▶ **YOUR TASK**
Your output must match the data word for word, with every line included.

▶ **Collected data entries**

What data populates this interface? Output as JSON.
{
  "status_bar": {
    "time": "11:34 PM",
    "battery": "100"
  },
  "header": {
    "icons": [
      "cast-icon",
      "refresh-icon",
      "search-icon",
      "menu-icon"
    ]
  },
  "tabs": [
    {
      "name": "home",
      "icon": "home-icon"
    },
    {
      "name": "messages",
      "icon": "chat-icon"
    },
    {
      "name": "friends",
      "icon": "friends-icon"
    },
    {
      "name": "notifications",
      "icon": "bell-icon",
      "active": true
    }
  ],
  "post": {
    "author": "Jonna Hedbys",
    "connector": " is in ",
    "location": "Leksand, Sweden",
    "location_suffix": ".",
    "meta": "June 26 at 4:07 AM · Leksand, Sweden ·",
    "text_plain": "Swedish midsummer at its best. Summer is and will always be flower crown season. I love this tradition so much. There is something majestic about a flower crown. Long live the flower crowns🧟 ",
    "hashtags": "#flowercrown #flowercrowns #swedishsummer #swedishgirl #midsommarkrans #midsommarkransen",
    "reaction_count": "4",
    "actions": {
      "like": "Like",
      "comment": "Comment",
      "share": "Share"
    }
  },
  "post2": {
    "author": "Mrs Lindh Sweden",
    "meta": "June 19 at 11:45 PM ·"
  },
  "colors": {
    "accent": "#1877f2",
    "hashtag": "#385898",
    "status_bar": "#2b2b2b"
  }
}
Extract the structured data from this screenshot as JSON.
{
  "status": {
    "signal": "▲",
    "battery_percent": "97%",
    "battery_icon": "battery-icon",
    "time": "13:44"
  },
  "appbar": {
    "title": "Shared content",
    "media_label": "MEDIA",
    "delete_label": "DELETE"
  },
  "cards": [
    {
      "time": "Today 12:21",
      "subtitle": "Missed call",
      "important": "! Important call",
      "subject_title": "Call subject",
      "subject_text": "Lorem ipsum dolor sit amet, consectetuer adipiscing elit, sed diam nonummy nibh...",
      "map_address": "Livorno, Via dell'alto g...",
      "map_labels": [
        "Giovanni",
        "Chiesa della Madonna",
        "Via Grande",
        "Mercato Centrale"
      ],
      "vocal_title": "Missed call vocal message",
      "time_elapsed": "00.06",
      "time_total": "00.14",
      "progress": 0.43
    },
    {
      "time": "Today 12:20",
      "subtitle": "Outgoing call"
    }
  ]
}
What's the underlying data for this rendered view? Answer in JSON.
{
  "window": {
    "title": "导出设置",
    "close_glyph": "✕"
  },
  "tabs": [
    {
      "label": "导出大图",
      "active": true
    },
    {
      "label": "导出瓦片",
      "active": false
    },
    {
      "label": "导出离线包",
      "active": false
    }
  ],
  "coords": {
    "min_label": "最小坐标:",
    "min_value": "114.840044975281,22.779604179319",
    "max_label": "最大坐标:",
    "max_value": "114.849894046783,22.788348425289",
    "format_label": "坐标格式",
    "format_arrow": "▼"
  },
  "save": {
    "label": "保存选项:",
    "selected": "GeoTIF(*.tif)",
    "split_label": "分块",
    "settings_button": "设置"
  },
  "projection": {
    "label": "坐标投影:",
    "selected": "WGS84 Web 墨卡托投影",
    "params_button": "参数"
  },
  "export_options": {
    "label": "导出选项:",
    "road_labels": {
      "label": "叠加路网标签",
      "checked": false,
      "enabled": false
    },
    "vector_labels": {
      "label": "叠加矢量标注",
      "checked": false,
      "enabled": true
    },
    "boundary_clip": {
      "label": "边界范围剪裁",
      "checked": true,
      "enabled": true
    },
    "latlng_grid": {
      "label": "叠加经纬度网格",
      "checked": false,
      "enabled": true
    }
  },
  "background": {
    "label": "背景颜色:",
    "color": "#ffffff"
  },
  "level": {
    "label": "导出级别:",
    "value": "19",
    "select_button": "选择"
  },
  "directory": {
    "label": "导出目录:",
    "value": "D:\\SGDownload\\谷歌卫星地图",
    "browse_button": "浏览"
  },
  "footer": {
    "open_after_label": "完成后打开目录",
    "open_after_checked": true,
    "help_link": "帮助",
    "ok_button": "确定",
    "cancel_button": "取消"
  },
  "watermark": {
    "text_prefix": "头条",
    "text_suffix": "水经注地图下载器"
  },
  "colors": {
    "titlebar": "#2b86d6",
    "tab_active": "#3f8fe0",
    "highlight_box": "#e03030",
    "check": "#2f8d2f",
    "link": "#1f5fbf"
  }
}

▶ **SOLUTION FOR THIS EXERCISE**
What data populates this interface? Output as JSON.
{
  "status_bar": {
    "time": "11:34 PM",
    "battery": "100"
  },
  "header": {
    "icons": [
      "cast-icon",
      "refresh-icon",
      "search-icon",
      "menu-icon"
    ]
  },
  "tabs": [
    {
      "name": "home",
      "icon": "home-icon"
    },
    {
      "name": "messages",
      "icon": "chat-icon"
    },
    {
      "name": "friends",
      "icon": "friends-icon"
    },
    {
      "name": "notifications",
      "icon": "bell-icon",
      "active": true
    }
  ],
  "post": {
    "author": "Jonna Hedbys",
    "connector": " is in ",
    "location": "Leksand, Sweden",
    "location_suffix": ".",
    "meta": "June 26 at 4:07 AM · Leksand, Sweden ·",
    "text_plain": "Swedish midsummer at its best. Summer is and will always be flower crown season. I love this tradition so much. There is something majestic about a flower crown. Long live the flower crowns🧟 ",
    "hashtags": "#flowercrown #flowercrowns #swedishsummer #swedishgirl #midsommarkrans #midsommarkransen",
    "reaction_count": "4",
    "actions": {
      "like": "Like",
      "comment": "Comment",
      "share": "Share"
    }
  },
  "post2": {
    "author": "Mrs Lindh Sweden",
    "meta": "June 19 at 11:45 PM ·"
  },
  "colors": {
    "accent": "#1877f2",
    "hashtag": "#385898",
    "status_bar": "#2b2b2b"
  }
}
Extract the structured data from this screenshot as JSON.
{
  "status": {
    "signal": "▲",
    "battery_percent": "97%",
    "battery_icon": "battery-icon",
    "time": "13:44"
  },
  "appbar": {
    "title": "Shared content",
    "media_label": "MEDIA",
    "delete_label": "DELETE"
  },
  "cards": [
    {
      "time": "Today 12:21",
      "subtitle": "Missed call",
      "important": "! Important call",
      "subject_title": "Call subject",
      "subject_text": "Lorem ipsum dolor sit amet, consectetuer adipiscing elit, sed diam nonummy nibh...",
      "map_address": "Livorno, Via dell'alto g...",
      "map_labels": [
        "Giovanni",
        "Chiesa della Madonna",
        "Via Grande",
        "Mercato Centrale"
      ],
      "vocal_title": "Missed call vocal message",
      "time_elapsed": "00.06",
      "time_total": "00.14",
      "progress": 0.43
    },
    {
      "time": "Today 12:20",
      "subtitle": "Outgoing call"
    }
  ]
}
What's the underlying data for this rendered view? Answer in JSON.
{
  "window": {
    "title": "导出设置",
    "close_glyph": "✕"
  },
  "tabs": [
    {
      "label": "导出大图",
      "active": true
    },
    {
      "label": "导出瓦片",
      "active": false
    },
    {
      "label": "导出离线包",
      "active": false
    }
  ],
  "coords": {
    "min_label": "最小坐标:",
    "min_value": "114.840044975281,22.779604179319",
    "max_label": "最大坐标:",
    "max_value": "114.849894046783,22.788348425289",
    "format_label": "坐标格式",
    "format_arrow": "▼"
  },
  "save": {
    "label": "保存选项:",
    "selected": "GeoTIF(*.tif)",
    "split_label": "分块",
    "settings_button": "设置"
  },
  "projection": {
    "label": "坐标投影:",
    "selected": "WGS84 Web 墨卡托投影",
    "params_button": "参数"
  },
  "export_options": {
    "label": "导出选项:",
    "road_labels": {
      "label": "叠加路网标签",
      "checked": false,
      "enabled": false
    },
    "vector_labels": {
      "label": "叠加矢量标注",
      "checked": false,
      "enabled": true
    },
    "boundary_clip": {
      "label": "边界范围剪裁",
      "checked": true,
      "enabled": true
    },
    "latlng_grid": {
      "label": "叠加经纬度网格",
      "checked": false,
      "enabled": true
    }
  },
  "background": {
    "label": "背景颜色:",
    "color": "#ffffff"
  },
  "level": {
    "label": "导出级别:",
    "value": "19",
    "select_button": "选择"
  },
  "directory": {
    "label": "导出目录:",
    "value": "D:\\SGDownload\\谷歌卫星地图",
    "browse_button": "浏览"
  },
  "footer": {
    "open_after_label": "完成后打开目录",
    "open_after_checked": true,
    "help_link": "帮助",
    "ok_button": "确定",
    "cancel_button": "取消"
  },
  "watermark": {
    "text_prefix": "头条",
    "text_suffix": "水经注地图下载器"
  },
  "colors": {
    "titlebar": "#2b86d6",
    "tab_active": "#3f8fe0",
    "highlight_box": "#e03030",
    "check": "#2f8d2f",
    "link": "#1f5fbf"
  }
}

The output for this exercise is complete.